I've noticed others make an important distinction between these two words but it is not the same distinction I make. Without resort to dictionary I will express my views.
I cooperate with my housekeeper when I stay out of the living room while it is vacuumed. I also leave a check, as expected, on the kitchen table.
Although initially different our interests have been aligned by our employment agreement.
Contracts align business interests and allow people who don't much like each other to divvy up responsibilities and get things done.
Q; Would the word "cooperate" work for you if the users mean it in terms of Cooperative? Some writers may be using this word to describe the fedwiki in this way. It's not in the "play nice" and get out of my way while I vacuum, I think it's more in the "shared experience" of caring about the same house.
I collaborate with other developers on the federated wiki project. We follow an elaborate dance of branch, commit, push, pull and publish.
Although initially different our interests have been aligned by a shared understanding of code and a joint commitment to put it to work for others.
The internet has allowed us to find each other and github has allowed us to familiarize ourselves with each other as we invest more into this relationship.
A good contract aligns business interests and allows people who may or may not like each other to divvy up responsibilities to get things done. Like it or not, somebody has to vacuum the floor.
The original wiki made no distinction between users other than that which was recognized by writing style or admission. Instead authors learned to accept each others edits as made in good faith.
Wikipedia developed logins, classes of users, edit counts, barn stars and arbitration committees. In spite of this the best projects depend on mutual trust that comes from a shared commitment to purpose.
Federated wiki aspires to support diverse styles of interaction. Competition, cooperation, collaboration. All should work but competition seems healthy as new means of monetization surface every month. We draw careful bounds around trust but hope to have created sufficient mechanisms to drift into deep commitments to each other.
For some users, the federated wiki is cooperative as in "Cooperation dates back as far as human beings have been organizing for mutual benefit" Link to collaborate about "deep commitments" but then again, at least one writer enjoys destroying the rules of semantics and grammar. She has also been trying out both of these words to describe the experience of fedwiki writing, and neither really cut it.
Collaboration & Cooperation are terms to describe working together but they're not mutually exclusive. As with any group endeavour there is complexity in relationships and there is often areas that overlap.
But is there a difference in how that effort is focussed?
Collaboration often means working 'on' something. There is a project, a paper, a work that needs to be completed by having people work on it together.

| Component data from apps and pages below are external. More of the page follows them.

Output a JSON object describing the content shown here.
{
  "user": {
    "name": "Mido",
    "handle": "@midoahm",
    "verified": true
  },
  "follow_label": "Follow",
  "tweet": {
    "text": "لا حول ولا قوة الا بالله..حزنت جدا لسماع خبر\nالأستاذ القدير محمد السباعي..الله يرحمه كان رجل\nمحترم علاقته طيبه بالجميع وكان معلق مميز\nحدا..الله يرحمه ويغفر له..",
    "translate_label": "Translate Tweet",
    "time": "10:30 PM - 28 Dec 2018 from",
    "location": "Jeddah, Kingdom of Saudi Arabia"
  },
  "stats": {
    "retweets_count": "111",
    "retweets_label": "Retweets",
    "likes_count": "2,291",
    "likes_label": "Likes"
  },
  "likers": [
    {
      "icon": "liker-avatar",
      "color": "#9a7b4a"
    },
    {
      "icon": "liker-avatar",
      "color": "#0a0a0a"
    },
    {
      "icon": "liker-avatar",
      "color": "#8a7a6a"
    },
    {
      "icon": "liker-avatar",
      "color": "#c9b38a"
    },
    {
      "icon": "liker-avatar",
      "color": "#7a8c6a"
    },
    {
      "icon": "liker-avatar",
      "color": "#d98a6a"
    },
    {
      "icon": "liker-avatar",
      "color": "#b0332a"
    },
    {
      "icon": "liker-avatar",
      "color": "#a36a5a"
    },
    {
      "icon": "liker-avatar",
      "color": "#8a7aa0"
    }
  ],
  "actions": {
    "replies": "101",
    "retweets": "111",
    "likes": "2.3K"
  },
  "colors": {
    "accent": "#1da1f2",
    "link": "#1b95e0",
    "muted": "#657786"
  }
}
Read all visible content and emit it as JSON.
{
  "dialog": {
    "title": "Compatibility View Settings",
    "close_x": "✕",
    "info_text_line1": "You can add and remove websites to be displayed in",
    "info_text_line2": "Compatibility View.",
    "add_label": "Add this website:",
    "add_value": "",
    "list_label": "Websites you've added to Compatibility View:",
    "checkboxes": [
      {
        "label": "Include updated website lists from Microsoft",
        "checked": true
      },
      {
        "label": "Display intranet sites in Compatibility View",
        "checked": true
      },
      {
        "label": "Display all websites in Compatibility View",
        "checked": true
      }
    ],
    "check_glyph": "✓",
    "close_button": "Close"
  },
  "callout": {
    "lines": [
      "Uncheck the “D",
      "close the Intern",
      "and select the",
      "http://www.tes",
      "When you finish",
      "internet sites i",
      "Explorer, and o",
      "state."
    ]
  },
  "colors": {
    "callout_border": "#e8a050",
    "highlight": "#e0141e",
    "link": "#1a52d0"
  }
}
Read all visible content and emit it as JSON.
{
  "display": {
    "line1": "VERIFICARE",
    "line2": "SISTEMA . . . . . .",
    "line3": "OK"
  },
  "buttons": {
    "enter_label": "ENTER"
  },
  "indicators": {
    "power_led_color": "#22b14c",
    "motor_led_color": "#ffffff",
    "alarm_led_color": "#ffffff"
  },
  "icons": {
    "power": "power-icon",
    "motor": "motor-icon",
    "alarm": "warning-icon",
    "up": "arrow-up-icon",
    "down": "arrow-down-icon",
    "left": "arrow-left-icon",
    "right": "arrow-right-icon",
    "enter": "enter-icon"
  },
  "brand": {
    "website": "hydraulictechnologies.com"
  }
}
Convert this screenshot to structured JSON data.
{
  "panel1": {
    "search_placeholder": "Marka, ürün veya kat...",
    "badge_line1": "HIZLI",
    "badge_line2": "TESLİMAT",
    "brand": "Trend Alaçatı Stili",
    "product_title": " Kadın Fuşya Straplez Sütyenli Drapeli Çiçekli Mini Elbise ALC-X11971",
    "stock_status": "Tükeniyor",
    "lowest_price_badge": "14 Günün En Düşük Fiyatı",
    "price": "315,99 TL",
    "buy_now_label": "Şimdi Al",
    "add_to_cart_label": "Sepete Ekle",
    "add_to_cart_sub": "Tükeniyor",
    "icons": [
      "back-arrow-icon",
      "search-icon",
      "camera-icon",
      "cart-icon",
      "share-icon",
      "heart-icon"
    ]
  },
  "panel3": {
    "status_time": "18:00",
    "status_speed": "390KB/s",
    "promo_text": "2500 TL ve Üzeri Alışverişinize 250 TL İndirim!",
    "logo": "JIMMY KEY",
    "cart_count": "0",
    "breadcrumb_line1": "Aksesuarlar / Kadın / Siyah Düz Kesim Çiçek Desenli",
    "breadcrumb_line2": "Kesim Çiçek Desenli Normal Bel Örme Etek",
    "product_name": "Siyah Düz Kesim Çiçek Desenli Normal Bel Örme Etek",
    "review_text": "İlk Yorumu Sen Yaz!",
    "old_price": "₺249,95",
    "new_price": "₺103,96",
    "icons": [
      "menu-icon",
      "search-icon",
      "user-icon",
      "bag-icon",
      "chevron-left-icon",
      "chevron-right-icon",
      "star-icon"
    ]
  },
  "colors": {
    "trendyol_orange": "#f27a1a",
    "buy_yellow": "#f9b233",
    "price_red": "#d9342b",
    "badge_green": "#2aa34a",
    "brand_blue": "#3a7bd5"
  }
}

Cooperation is often working 'around' something in a kind of spatial sense. You share space, interests, knowledge but it is work that is proximal - 'around' rather than as clearly 'on'. It's looser, less restrictive, less demanding as their is a sense of self still attached. You still own your space - where as collaboration often means surrendering the thing your working on.